Do I need anything special to get my order of protection enforced in another state?
In some states, you will need a certified copy of your order of protection. A certified copy says that it is a "true and correct" copy; it is signed and initialed by the clerk of court that gave you the order, and usually has some kind of court stamp on it. In New York, a certified order has a stamp and a raised seal on it.
You will likely be given a certified copy when you get your order. To get an additional one, or if you don't have one, you can go to the petitions division of your courthouse. There is no fee to get a certified copy of a New York order of protection.

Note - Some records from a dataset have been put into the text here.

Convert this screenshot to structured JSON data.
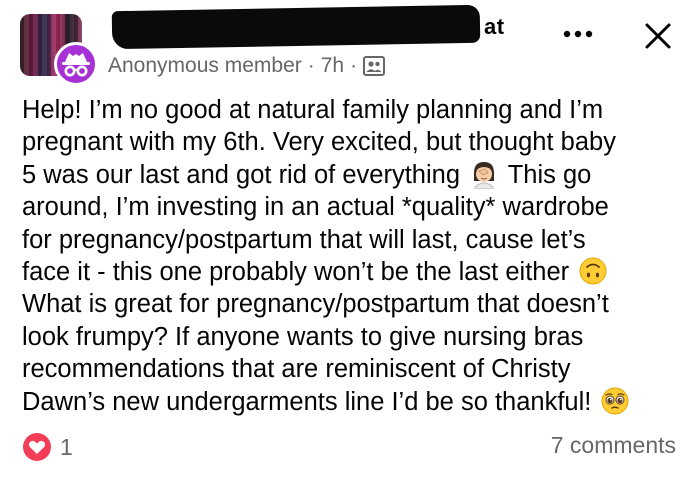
{
  "header": {
    "group_name_visible": "at",
    "author": "Anonymous member",
    "separator": "·",
    "time": "7h",
    "audience_icon": "group-audience-icon",
    "more_icon": "more-options-icon",
    "close_icon": "close-icon"
  },
  "post": {
    "lines": [
      "Help! I’m no good at natural family planning and I’m",
      "pregnant with my 6th. Very excited, but thought baby",
      "5 was our last and got rid of everything",
      "This go",
      "around, I’m investing in an actual *quality* wardrobe",
      "for pregnancy/postpartum that will last, cause let’s",
      "face it - this one probably won’t be the last either",
      "What is great for pregnancy/postpartum that doesn’t",
      "look frumpy? If anyone wants to give nursing bras",
      "recommendations that are reminiscent of Christy",
      "Dawn’s new undergarments line I’d be so thankful!"
    ],
    "emojis": [
      "facepalm-woman-emoji",
      "upside-down-face-emoji",
      "pleading-face-emoji"
    ]
  },
  "footer": {
    "reaction_icon": "love-reaction-icon",
    "reaction_count": "1",
    "comments": "7 comments"
  },
  "colors": {
    "anonymous_avatar": "#a632d6",
    "love_reaction": "#f33e58",
    "secondary_text": "#65676b"
  }
}
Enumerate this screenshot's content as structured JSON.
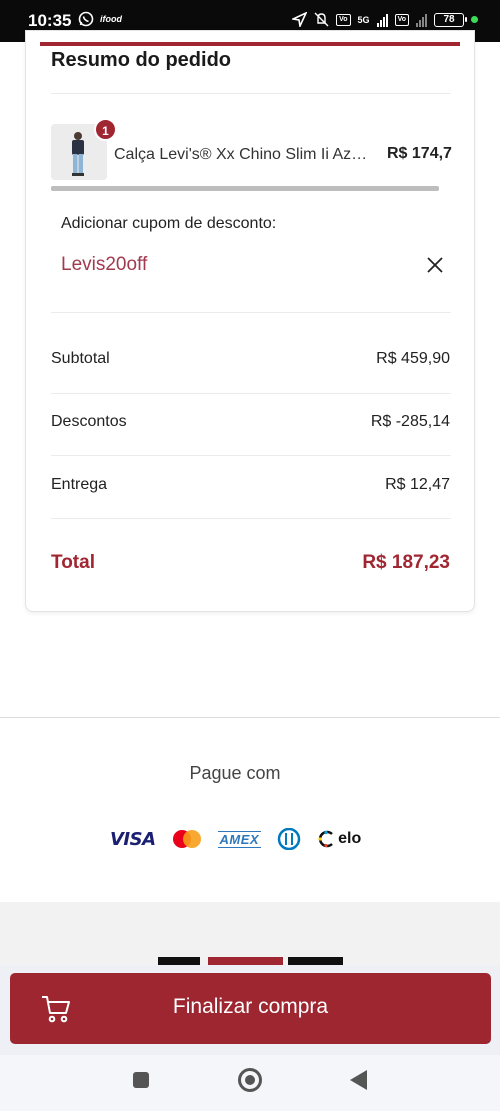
{
  "status_bar": {
    "time": "10:35",
    "icons": [
      "whatsapp-icon",
      "app-notification-icon",
      "location-icon",
      "mute-icon",
      "signal-icon",
      "battery-icon"
    ],
    "network_1": "5G",
    "battery": "78"
  },
  "order_summary": {
    "title": "Resumo do pedido",
    "item": {
      "quantity_badge": "1",
      "name": "Calça Levi's® Xx Chino Slim Ii Az…",
      "price": "R$ 174,7"
    },
    "coupon": {
      "label": "Adicionar cupom de desconto:",
      "value": "Levis20off"
    },
    "rows": [
      {
        "label": "Subtotal",
        "value": "R$ 459,90"
      },
      {
        "label": "Descontos",
        "value": "R$ -285,14"
      },
      {
        "label": "Entrega",
        "value": "R$ 12,47"
      }
    ],
    "total": {
      "label": "Total",
      "value": "R$ 187,23"
    }
  },
  "payment": {
    "title": "Pague com",
    "methods": [
      "VISA",
      "mastercard",
      "AMEX",
      "diners",
      "elo"
    ],
    "visa_label": "VISA",
    "amex_label": "AMEX",
    "elo_label": "elo"
  },
  "checkout": {
    "button_label": "Finalizar compra"
  },
  "colors": {
    "brand_red": "#9e2630",
    "coupon_text": "#a13a4e"
  }
}
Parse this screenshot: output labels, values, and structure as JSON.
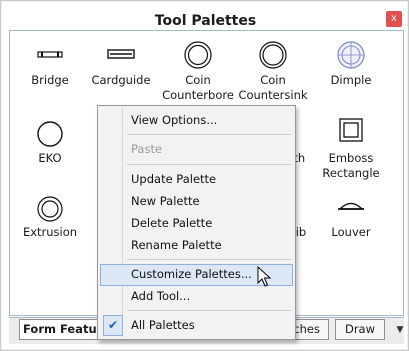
{
  "window": {
    "title": "Tool Palettes",
    "close_glyph": "x"
  },
  "tools": [
    {
      "label": "Bridge",
      "icon": "bridge-icon"
    },
    {
      "label": "Cardguide",
      "icon": "cardguide-icon"
    },
    {
      "label": "Coin\nCounterbore",
      "icon": "coin-counterbore-icon"
    },
    {
      "label": "Coin\nCountersink",
      "icon": "coin-countersink-icon"
    },
    {
      "label": "Dimple",
      "icon": "dimple-icon"
    },
    {
      "label": "EKO",
      "icon": "eko-icon"
    },
    {
      "label": "",
      "icon": "hidden-tool-icon"
    },
    {
      "label": "",
      "icon": "hidden-tool-icon"
    },
    {
      "label": "with",
      "icon": "partial-tool-icon"
    },
    {
      "label": "Emboss\nRectangle",
      "icon": "emboss-rectangle-icon"
    },
    {
      "label": "Extrusion",
      "icon": "extrusion-icon"
    },
    {
      "label": "",
      "icon": "hidden-tool-icon"
    },
    {
      "label": "",
      "icon": "hidden-tool-icon"
    },
    {
      "label": "Rib",
      "icon": "rib-icon"
    },
    {
      "label": "Louver",
      "icon": "louver-icon"
    }
  ],
  "tabs": [
    {
      "label": "Form Features",
      "active": true
    },
    {
      "label": "Punches",
      "active": false
    },
    {
      "label": "Draw",
      "active": false
    }
  ],
  "tab_scroll_glyph": "▼",
  "context_menu": {
    "items": [
      {
        "label": "View Options...",
        "enabled": true
      },
      {
        "label": "Paste",
        "enabled": false
      },
      {
        "label": "Update Palette",
        "enabled": true
      },
      {
        "label": "New Palette",
        "enabled": true
      },
      {
        "label": "Delete Palette",
        "enabled": true
      },
      {
        "label": "Rename Palette",
        "enabled": true
      },
      {
        "label": "Customize Palettes...",
        "enabled": true,
        "highlighted": true
      },
      {
        "label": "Add Tool...",
        "enabled": true
      },
      {
        "label": "All Palettes",
        "enabled": true,
        "checked": true
      }
    ],
    "check_glyph": "✔"
  },
  "colors": {
    "close_button": "#e14f4f",
    "menu_highlight": "#dde8f6",
    "menu_highlight_border": "#8fb2de",
    "disabled_text": "#9a9a9a"
  }
}
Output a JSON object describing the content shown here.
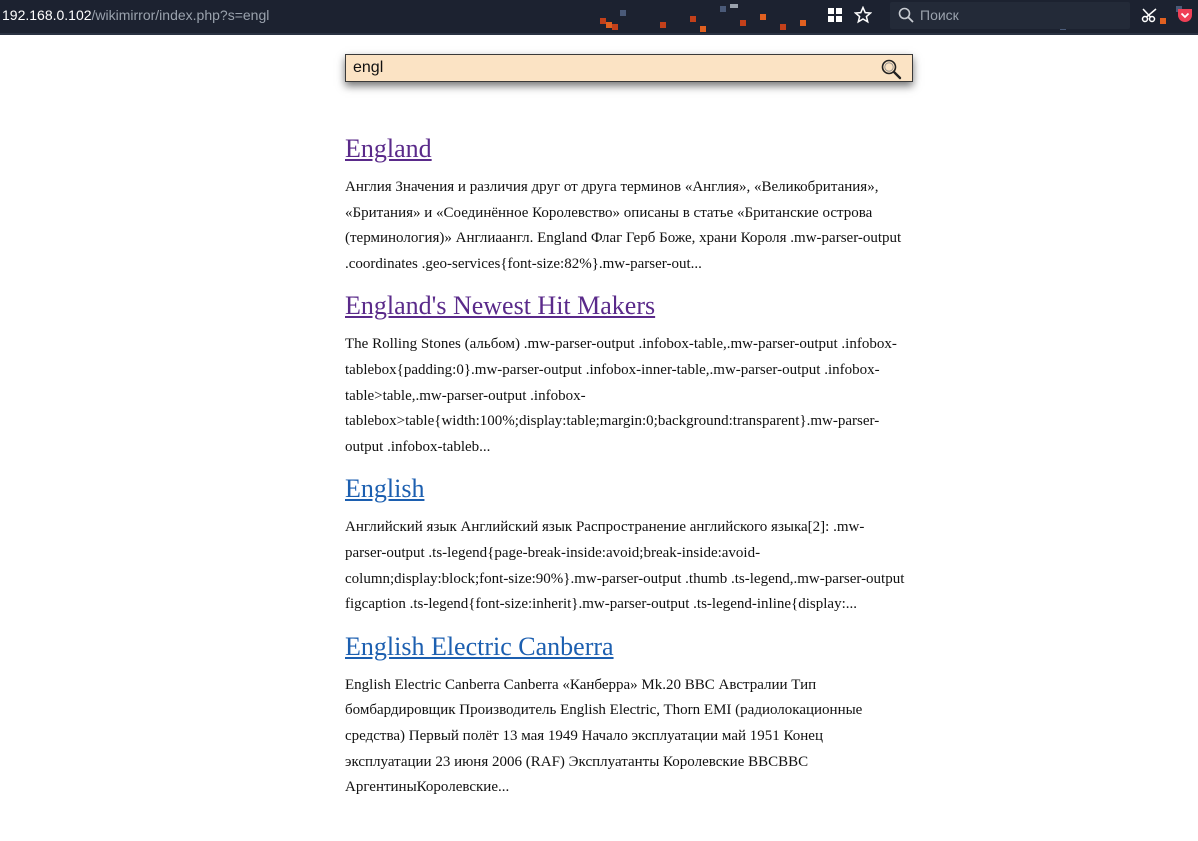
{
  "browser": {
    "url_host": "192.168.0.102",
    "url_path": "/wikimirror/index.php?s=engl",
    "search_placeholder": "Поиск",
    "icons": [
      "grid-icon",
      "star-icon",
      "search-icon",
      "scissors-icon",
      "pocket-icon"
    ]
  },
  "search": {
    "query": "engl",
    "button_icon": "magnifier-icon"
  },
  "results": [
    {
      "title": "England",
      "visited": true,
      "snippet": "Англия Значения и различия друг от друга терминов «Англия», «Великобритания», «Британия» и «Соединённое Королевство» описаны в статье «Британские острова (терминология)» Англиаангл. England Флаг Герб Боже, храни Короля .mw-parser-output .coordinates .geo-services{font-size:82%}.mw-parser-out..."
    },
    {
      "title": "England's Newest Hit Makers",
      "visited": true,
      "snippet": "The Rolling Stones (альбом) .mw-parser-output .infobox-table,.mw-parser-output .infobox-tablebox{padding:0}.mw-parser-output .infobox-inner-table,.mw-parser-output .infobox-table>table,.mw-parser-output .infobox-tablebox>table{width:100%;display:table;margin:0;background:transparent}.mw-parser-output .infobox-tableb..."
    },
    {
      "title": "English",
      "visited": false,
      "snippet": "Английский язык Английский язык Распространение английского языка[2]: .mw-parser-output .ts-legend{page-break-inside:avoid;break-inside:avoid-column;display:block;font-size:90%}.mw-parser-output .thumb .ts-legend,.mw-parser-output figcaption .ts-legend{font-size:inherit}.mw-parser-output .ts-legend-inline{display:..."
    },
    {
      "title": "English Electric Canberra",
      "visited": false,
      "snippet": "English Electric Canberra Canberra «Канберра» Mk.20 ВВС Австралии Тип бомбардировщик Производитель English Electric, Thorn EMI (радиолокационные средства) Первый полёт 13 мая 1949 Начало эксплуатации май 1951 Конец эксплуатации 23 июня 2006 (RAF) Эксплуатанты Королевские ВВСВВС АргентиныКоролевские..."
    }
  ]
}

Note: It is a good idea to keep a copy of the order with you at all times. You will also want to bring several copies of the order with you when you move. Leave copies of the order at your work place, at your home, at the children's school or daycare, in your car, with a sympathetic neighbor, and so on. Give a copy to the security guard or person at the front desk where you live and/or work. Give a copy of the order to anyone who is named in and protected by the order.
Can I get someone to help me? Do I need a lawyer?
You do not need a lawyer to get your order of protection enforced in another state. However, you may want to get help from a local domestic violence advocate or attorney in the state that you move to. A domestic violence advocate can let you know what the advantages and disadvantages are for registering your order of protection, and help you through the process if you decide to do so.
To find a domestic violence advocate or an attorney in the state you are moving to, select your state from the Places that Help page.
Do I need to tell the court in New York if I move?
New York does not require you to tell the court if you move. However, it can be helpful for the court to have your new address so that they can let you know if anything changes with your order of protection.
If you choose to provide your new address to the court, you should be sure to let the court employee who is helping you that your address is confidential. The court should then note in the file that the address is confidential so that the public will not have access to it. However, your new address could possibly be released to court officials in your new state or law enforcement officials in either New York or your new state. If you feel unsafe giving your new address, you can use the address of a friend you trust or a P.O. Box instead.
If you have already asked that the court keep your New York address confidential, you must notify the clerk (or the neutral party who serves as your agent for service of process purposes) of your change of address.1
1 NY Fam Ct Act §154-b(2)(d)